In Europe, the bow artillery went seamlessly into the torsion artillery in antiquity (approx. 200 BC) , i.e. the first real catapults with torsion springs, which finally replaced the oxybelei (see ballista ). It wasn't because of the power of oxybelei, but catapults were easier and cheaper to build in larger numbers, and larger guns were possible than with a bow. The knowledge learned from the bow guns about the correct position and shape of the limbs remained important with the torsion catapults, since the two limbs together also formed an arc (although they hardly bent, but turned), which was correctly adjusted and brought to maximum performance had to become.

The Chinese bow guns, on the other hand, remained in use until the Middle Ages, as the Chinese never really got to know the torsion catapult. After normal arrows and those with gunpowder charges (explosive projectiles) had been successfully fired at enemy targets with the crossbow guns there, they were slowly replaced there by the firearms and rockets . Christian missionaries showed the Chinese the principle of torsion guns in the Middle Ages, but the Chinese had long been familiar with gunpowder and rockets, which were then adopted by the Europeans.

In the form of the ancient crossbow guns, the composite bow was the origin of the torsion guns and the first powder weapons, and thus also of all later generations of artillery weapons.


  • Volker Alles (Ed.): Reflexbogen. History and manufacture. Angelika Hörnig, Ludwigshafen 2009, ISBN 978-3-938921-12-8 .
  • Steve Allely: The Bible of Traditional Bow Making . Volume 1. Angelika Hörnig, Ludwigshafen 2003, ISBN 978-3-9808743-2-8 .
  • G. Fred Asbell: The Bible of Traditional Bow Making . Volume 2. Angelika Hörnig, Ludwigshafen 2004, ISBN 978-3-9808743-5-9 . (Includes chapters on composite bows)
  • Tim Baker: The Bible of Traditional Bow Making. Volume 3. Angelika Hörnig, Ludwigshafen 2005, ISBN 978-3-9808743-9-7 .
  • Steve Allely: The Bible of Traditional Bow Making . Volume 4. Angelika Hörnig, Ludwigshafen 2008, ISBN 978-3-938921-07-4 .
  • Holger Eckhardt: bow and arrow. An archaeological-technological investigation. International archeology. Volume 21. Marie Leidorf, Espelkamp 1996, ISBN 3-924734-39-9 .
  • Liang Jieming: Chinese Siege Warfare. Mechanical Artillery & Siege Weapons of Antiquity. Leon Kit Meng, Singapore 2006, ISBN 981-05-5380-3 .
  • Holger Richter: The horn bow crossbow. History and technology. Angelika Hörnig, Ludwigshafen 2006, ISBN 3-938921-02-1 .
  • Richard Kinseher: The bow in culture, music and medicine, as a tool and weapon. Kinseher, Kelheim 2005, ISBN 3-8311-4109-6 .

Web links
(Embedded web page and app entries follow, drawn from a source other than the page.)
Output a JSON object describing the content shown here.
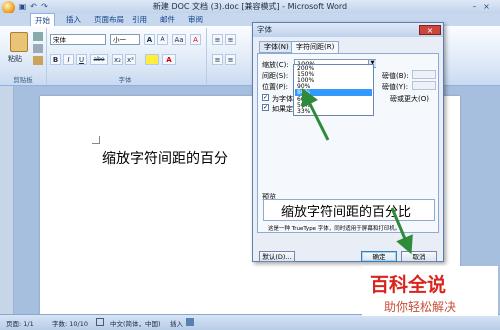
{
  "window": {
    "title": "新建 DOC 文档 (3).doc [兼容模式] - Microsoft Word"
  },
  "ribbon_tabs": [
    "开始",
    "插入",
    "页面布局",
    "引用",
    "邮件",
    "审阅"
  ],
  "ribbon": {
    "paste_label": "粘贴",
    "font_name": "宋体",
    "font_size": "小一",
    "clipboard_group": "剪贴板",
    "font_group": "字体",
    "bold": "B",
    "italic": "I",
    "underline": "U",
    "strike": "abe",
    "grow": "A",
    "shrink": "A",
    "format_a": "Aa",
    "clear": "A"
  },
  "document": {
    "text": "缩放字符间距的百分"
  },
  "dialog": {
    "title": "字体",
    "close": "×",
    "tabs": [
      "字体(N)",
      "字符间距(R)"
    ],
    "scale_label": "缩放(C):",
    "scale_value": "100%",
    "spacing_label": "间距(S):",
    "position_label": "位置(P):",
    "by_label1": "磅值(B):",
    "by_label2": "磅值(Y):",
    "kerning_label": "为字体",
    "kerning_suffix": "磅或更大(O)",
    "grid_label": "如果定",
    "preview_label": "预览",
    "preview_text": "缩放字符间距的百分比",
    "preview_note": "这是一种 TrueType 字体，同时适用于屏幕和打印机。",
    "btn_default": "默认(D)...",
    "btn_ok": "确定",
    "btn_cancel": "取消"
  },
  "dropdown_options": [
    "200%",
    "150%",
    "100%",
    "90%",
    "80%",
    "66%",
    "50%",
    "33%"
  ],
  "dropdown_highlight": "80%",
  "status": {
    "page": "页面: 1/1",
    "words": "字数: 10/10",
    "language": "中文(简体，中国)",
    "insert": "插入"
  },
  "watermark": {
    "line1": "百科全说",
    "line2": "助你轻松解决"
  },
  "colors": {
    "highlight": "#3399ff",
    "arrow": "#2e8b3a",
    "watermark": "#d9251d"
  }
}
Individual evidence

  1. M.-S. Hernández Pérez, P. Ferrer Marset, E. Catalá Ferrer: Arte rupestre en Alicante. Alicante (Center d'Estudis Contestans), 1988.
  2. a b c d Leif Steguweit: Evidence for recurve bows in the European Neolithic. In: Volker Alles (Ed.): Reflexbogen. History and manufacture. Angelika Hörnig, Ludwigshafen 2009. pp. 10–25
  3. AP Okladnikov: Neolit i Bronsovij vek Pribaikalja. Materialij i isledovania po archeologij SSSR 18 (Moscow and Leningrad, 1950).